What you are asked to do → Search the records for lines with the word "description" and copy each match.

Records to use →
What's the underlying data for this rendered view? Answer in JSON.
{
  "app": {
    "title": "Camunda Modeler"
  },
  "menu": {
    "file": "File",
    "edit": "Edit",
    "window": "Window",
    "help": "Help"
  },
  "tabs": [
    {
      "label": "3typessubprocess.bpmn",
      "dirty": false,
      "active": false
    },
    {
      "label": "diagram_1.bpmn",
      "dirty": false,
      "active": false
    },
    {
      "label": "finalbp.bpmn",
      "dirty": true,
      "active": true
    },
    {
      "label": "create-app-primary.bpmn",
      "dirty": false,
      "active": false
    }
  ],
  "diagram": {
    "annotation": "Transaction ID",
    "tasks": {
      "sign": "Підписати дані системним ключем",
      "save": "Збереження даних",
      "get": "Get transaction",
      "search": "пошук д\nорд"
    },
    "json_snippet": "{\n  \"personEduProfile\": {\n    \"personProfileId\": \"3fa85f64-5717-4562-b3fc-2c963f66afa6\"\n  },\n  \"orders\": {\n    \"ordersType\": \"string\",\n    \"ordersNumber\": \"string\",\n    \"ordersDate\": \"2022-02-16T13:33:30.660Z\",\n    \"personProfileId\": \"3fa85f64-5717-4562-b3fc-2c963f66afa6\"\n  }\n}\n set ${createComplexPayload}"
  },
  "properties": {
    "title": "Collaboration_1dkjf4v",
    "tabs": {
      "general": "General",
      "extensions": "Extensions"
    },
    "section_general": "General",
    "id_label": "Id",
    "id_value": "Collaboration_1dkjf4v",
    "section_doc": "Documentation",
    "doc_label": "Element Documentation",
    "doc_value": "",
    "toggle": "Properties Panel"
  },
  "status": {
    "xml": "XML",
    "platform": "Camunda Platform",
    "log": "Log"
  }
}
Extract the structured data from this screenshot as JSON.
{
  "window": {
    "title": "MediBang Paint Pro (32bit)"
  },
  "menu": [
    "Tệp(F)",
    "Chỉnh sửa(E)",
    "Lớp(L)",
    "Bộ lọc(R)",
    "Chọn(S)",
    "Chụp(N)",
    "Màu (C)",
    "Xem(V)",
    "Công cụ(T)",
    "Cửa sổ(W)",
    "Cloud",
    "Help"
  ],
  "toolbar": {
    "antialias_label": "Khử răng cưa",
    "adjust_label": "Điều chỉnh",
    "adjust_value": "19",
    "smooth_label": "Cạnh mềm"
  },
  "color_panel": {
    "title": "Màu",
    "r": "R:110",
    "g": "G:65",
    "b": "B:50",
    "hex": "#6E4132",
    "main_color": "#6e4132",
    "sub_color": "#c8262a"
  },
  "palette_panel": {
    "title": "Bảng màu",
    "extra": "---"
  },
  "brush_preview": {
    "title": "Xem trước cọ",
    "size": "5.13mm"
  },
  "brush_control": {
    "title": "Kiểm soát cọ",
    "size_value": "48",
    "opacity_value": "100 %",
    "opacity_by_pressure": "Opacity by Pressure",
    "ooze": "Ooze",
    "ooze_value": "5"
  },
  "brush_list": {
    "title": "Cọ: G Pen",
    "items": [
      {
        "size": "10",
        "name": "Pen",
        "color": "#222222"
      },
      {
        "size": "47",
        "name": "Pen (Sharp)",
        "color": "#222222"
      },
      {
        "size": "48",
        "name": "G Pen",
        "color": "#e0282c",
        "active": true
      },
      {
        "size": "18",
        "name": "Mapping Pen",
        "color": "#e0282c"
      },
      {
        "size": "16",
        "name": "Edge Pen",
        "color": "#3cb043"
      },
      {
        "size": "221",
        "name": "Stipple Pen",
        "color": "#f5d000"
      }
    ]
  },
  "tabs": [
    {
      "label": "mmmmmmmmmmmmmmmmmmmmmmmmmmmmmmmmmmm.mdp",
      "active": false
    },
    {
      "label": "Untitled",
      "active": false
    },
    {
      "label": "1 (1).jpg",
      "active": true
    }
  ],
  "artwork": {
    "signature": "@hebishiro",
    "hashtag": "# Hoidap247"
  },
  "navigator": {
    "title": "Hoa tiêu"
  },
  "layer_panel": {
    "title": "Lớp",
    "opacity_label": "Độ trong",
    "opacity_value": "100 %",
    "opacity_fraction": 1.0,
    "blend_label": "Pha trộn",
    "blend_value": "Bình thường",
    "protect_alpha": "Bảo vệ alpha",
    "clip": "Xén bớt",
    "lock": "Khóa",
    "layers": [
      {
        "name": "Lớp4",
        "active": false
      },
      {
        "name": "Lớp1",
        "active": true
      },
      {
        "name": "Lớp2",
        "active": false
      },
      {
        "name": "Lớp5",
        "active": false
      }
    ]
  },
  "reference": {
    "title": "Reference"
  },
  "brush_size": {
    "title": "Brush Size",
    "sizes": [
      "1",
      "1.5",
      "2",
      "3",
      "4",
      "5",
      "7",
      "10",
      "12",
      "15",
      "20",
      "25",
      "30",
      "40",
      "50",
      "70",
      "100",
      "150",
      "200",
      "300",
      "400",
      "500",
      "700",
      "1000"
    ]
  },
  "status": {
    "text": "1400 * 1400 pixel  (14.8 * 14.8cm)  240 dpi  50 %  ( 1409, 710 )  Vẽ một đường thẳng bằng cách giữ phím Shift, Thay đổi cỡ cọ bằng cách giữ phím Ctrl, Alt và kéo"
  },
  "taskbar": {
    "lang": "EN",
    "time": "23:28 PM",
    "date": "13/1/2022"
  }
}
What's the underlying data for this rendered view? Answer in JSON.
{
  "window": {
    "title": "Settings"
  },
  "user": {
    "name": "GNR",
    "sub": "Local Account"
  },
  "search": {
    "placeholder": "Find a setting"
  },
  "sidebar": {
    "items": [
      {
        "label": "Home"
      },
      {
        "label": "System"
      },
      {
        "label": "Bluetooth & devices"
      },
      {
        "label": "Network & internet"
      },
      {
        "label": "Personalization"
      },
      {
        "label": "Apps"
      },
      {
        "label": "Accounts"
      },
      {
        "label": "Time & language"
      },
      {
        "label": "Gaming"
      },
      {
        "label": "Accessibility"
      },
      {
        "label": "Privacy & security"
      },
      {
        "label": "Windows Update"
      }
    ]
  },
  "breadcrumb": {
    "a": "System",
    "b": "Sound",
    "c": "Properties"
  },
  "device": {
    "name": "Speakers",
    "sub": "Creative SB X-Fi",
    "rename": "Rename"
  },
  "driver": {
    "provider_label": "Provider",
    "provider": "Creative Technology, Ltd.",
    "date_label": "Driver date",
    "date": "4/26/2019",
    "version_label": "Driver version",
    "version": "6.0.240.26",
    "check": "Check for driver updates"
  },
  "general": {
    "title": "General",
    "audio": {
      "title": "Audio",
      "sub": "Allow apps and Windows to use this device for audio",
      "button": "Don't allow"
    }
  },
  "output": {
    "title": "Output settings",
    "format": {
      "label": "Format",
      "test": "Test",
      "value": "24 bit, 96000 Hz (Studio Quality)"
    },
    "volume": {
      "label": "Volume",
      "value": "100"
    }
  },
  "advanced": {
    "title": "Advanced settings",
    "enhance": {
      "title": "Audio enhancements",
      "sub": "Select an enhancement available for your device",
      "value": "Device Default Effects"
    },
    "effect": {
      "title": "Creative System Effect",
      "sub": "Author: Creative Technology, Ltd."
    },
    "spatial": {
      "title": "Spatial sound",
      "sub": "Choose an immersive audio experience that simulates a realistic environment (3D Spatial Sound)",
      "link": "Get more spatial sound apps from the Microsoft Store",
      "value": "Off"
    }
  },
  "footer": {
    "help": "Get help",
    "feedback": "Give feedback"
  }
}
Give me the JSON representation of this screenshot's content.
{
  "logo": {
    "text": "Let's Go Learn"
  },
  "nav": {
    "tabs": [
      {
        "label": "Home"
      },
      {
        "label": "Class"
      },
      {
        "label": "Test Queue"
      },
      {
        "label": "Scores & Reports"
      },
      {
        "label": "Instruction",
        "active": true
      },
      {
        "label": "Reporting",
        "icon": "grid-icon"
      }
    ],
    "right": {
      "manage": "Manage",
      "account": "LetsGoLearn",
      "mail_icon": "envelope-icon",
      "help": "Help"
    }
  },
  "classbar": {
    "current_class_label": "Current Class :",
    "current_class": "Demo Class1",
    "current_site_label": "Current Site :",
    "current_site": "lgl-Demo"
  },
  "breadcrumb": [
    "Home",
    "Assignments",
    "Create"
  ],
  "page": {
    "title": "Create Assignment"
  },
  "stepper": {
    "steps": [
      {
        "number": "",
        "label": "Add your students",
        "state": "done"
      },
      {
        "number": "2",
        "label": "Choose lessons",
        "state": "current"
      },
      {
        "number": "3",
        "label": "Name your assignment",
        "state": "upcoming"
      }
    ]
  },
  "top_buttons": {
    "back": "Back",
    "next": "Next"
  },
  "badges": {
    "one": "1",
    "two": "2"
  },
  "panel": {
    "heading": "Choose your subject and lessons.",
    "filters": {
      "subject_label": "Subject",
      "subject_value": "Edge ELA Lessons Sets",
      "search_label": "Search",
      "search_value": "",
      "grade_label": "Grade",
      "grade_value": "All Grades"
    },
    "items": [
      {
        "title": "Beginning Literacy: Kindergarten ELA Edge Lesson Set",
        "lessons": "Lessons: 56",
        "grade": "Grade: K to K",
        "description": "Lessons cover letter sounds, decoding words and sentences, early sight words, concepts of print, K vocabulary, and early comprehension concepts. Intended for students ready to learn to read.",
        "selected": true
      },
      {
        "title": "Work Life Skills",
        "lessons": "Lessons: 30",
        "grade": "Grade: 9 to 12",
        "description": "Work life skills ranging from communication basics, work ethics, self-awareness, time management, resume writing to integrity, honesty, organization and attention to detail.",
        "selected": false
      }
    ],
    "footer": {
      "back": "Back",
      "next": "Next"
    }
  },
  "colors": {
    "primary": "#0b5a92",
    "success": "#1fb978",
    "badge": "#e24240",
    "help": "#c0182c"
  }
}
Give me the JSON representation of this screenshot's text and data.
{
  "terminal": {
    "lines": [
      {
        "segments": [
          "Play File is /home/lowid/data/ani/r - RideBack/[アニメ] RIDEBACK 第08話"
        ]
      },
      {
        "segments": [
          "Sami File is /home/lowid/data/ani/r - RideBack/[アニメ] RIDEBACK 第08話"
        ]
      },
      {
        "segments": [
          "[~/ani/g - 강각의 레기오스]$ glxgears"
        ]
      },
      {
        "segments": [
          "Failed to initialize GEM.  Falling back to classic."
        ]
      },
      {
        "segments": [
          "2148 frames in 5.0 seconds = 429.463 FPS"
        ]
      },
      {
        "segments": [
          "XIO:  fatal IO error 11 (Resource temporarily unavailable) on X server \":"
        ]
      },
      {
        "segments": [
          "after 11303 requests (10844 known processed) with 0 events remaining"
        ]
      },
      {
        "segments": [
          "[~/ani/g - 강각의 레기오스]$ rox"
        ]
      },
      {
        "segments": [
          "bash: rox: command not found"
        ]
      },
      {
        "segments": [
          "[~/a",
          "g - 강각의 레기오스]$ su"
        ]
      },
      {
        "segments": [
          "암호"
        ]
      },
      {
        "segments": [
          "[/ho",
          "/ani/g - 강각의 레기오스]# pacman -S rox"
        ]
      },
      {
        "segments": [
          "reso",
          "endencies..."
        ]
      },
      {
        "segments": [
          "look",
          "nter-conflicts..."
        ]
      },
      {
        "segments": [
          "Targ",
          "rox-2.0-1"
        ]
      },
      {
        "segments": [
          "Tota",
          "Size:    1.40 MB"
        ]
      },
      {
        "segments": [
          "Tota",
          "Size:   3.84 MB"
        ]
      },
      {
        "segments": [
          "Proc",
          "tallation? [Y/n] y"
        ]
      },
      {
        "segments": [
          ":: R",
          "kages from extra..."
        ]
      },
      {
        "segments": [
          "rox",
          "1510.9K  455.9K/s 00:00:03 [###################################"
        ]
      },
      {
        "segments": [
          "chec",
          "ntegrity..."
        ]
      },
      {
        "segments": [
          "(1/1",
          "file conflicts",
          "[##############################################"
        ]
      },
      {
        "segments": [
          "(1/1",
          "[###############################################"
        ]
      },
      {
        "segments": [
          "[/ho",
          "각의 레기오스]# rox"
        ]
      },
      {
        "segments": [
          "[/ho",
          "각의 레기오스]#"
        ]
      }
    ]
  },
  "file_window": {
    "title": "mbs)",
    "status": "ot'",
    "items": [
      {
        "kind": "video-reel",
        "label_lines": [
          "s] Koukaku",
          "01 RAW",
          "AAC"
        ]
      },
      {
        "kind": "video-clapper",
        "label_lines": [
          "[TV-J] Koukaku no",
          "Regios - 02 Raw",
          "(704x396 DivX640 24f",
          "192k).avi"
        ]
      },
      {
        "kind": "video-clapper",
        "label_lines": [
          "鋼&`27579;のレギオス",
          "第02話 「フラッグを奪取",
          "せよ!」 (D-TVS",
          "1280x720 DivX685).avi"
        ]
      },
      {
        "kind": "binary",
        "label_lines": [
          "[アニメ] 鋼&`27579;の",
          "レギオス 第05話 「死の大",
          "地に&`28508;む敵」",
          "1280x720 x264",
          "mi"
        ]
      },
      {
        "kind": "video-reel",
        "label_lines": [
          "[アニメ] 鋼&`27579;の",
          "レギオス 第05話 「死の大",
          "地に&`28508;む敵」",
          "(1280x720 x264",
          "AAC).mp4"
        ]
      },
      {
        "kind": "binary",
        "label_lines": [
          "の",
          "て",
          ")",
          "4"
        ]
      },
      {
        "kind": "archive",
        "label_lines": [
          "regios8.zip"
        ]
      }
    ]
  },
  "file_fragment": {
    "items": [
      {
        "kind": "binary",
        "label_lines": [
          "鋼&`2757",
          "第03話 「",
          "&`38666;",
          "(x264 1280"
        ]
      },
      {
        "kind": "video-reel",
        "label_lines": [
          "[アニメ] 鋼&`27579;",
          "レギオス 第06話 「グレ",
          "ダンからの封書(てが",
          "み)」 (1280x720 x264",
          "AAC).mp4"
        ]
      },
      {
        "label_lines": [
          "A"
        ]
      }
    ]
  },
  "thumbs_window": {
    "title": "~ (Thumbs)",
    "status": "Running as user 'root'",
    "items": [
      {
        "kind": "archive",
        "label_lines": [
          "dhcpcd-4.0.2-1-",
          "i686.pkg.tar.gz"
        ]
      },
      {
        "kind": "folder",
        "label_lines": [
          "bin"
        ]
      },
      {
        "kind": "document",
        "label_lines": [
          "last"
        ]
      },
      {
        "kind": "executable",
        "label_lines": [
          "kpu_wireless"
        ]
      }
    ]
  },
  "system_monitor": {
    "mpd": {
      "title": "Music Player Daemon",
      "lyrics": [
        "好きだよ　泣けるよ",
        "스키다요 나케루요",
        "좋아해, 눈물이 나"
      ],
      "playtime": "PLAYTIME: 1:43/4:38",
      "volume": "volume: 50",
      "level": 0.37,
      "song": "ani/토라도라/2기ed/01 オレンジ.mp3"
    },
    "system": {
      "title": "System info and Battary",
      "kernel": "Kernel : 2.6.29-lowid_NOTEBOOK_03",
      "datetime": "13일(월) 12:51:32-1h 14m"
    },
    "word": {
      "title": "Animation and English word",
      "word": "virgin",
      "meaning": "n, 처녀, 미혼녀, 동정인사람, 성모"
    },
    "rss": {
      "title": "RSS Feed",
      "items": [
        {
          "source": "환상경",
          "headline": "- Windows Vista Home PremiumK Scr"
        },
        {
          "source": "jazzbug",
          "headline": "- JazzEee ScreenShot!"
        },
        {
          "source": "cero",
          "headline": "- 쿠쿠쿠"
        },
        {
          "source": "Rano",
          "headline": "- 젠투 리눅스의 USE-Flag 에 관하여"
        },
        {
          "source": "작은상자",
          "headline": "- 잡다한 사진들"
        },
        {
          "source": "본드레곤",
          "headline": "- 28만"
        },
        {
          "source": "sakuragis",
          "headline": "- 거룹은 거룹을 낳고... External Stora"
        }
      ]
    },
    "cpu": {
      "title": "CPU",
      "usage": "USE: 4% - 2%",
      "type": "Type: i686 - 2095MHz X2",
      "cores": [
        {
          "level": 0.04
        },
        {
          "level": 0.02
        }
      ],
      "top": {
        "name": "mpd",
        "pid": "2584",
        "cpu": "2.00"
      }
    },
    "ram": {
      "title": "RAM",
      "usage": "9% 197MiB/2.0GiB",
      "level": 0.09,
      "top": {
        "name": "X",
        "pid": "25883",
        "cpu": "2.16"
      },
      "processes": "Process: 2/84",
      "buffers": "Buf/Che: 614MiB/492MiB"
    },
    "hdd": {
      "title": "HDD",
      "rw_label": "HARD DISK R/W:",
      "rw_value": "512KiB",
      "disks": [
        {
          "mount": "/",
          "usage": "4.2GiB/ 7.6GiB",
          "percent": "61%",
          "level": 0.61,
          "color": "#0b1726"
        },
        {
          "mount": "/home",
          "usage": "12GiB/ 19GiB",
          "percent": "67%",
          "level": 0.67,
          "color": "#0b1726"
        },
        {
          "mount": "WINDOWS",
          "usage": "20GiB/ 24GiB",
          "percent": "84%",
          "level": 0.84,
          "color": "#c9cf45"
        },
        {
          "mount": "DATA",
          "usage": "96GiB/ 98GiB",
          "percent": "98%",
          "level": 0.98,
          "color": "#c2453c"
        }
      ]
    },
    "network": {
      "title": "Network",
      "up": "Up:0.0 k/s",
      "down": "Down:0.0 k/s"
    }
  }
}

Result below →
        "description": "Lessons cover letter sounds, decoding words and sentences, early sight words, concepts of print, K vocabulary, and early comprehension concepts. Intended for students ready to learn to read.",
        "description": "Work life skills ranging from communication basics, work ethics, self-awareness, time management, resume writing to integrity, honesty, organization and attention to detail.",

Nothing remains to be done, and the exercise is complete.